Leadership Distinction: Capability vs. Capacity
People who lead organizations have to be cognizant of the fact that the people with the most capability to get things done typically have the least capacity to take on more work. They are good at what they do, others trust them to get things done, and therefore their plates are full. However, as our businesses grow, these are the people we need to promote so they can shed less valuable tasks and take on more valuable ones.
I was talking to a business owner friend of mine who is very creative and a great salesman and promoter. In other words, he is great at coming up with new ideas, and terrific at promoting and selling them once they are in place. He is not so good at implementing new programs and definitely not the best at providing the follow up and accountability required to make sure things get done.
He is struggling - his business requires new offerings that generate cash. But he can’t seem to get traction quickly enough with all of his new ideas. So I asked him who the most effective Implementor/COO-type is on his staff. “Definitely Tom,” he said, “but he has too much on his plate running our most important program to take on more.”

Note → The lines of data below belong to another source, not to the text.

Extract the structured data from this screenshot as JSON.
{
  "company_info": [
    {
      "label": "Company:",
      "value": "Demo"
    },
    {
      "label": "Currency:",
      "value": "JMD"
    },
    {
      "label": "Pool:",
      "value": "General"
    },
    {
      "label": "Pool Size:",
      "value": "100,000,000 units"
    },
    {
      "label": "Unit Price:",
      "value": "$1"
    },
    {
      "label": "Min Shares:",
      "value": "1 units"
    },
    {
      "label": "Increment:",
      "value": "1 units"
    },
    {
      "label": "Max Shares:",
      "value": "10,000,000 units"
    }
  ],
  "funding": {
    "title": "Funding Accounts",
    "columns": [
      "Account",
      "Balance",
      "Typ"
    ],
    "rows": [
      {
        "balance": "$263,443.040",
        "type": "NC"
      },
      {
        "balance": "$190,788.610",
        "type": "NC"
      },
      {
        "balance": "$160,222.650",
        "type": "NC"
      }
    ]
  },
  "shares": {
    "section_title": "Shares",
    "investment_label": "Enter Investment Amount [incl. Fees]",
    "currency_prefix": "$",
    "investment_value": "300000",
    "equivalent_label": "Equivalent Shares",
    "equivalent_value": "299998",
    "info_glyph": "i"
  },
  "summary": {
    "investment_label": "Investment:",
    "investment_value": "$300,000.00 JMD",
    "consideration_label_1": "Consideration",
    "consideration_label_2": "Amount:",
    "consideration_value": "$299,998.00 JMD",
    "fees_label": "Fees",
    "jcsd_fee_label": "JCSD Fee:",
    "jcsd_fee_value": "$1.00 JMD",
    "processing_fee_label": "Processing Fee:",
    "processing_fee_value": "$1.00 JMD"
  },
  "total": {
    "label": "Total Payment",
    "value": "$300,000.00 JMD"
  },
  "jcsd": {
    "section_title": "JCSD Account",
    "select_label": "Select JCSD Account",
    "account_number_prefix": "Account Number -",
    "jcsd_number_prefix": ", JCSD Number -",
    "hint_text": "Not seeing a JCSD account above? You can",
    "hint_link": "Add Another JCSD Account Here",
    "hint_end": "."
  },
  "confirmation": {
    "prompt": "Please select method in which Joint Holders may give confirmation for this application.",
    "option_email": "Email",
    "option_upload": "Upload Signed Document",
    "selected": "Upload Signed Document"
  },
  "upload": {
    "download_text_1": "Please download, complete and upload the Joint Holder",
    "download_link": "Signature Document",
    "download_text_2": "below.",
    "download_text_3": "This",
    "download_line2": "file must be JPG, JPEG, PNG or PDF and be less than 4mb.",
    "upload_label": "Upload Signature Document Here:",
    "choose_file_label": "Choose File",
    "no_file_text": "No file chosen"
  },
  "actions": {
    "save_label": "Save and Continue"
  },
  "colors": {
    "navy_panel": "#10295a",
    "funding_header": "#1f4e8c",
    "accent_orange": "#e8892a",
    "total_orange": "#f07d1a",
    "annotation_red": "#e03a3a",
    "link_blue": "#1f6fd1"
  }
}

No. The way to look at this is that Tom is the best, and maybe the only, person on his current team and he should be taking on more responsibility. Tom needs a promotion, Tom needs a team to whom he can delegate, Tom may need some other support, but Tom is our guy to take on responsibility for implementing the visionary ideas of this owner. In many ways, the fact that Tom lacks the capacity/bandwidth to take on these additional responsibilities is the indicator that he is the one with the best capabilities for the job.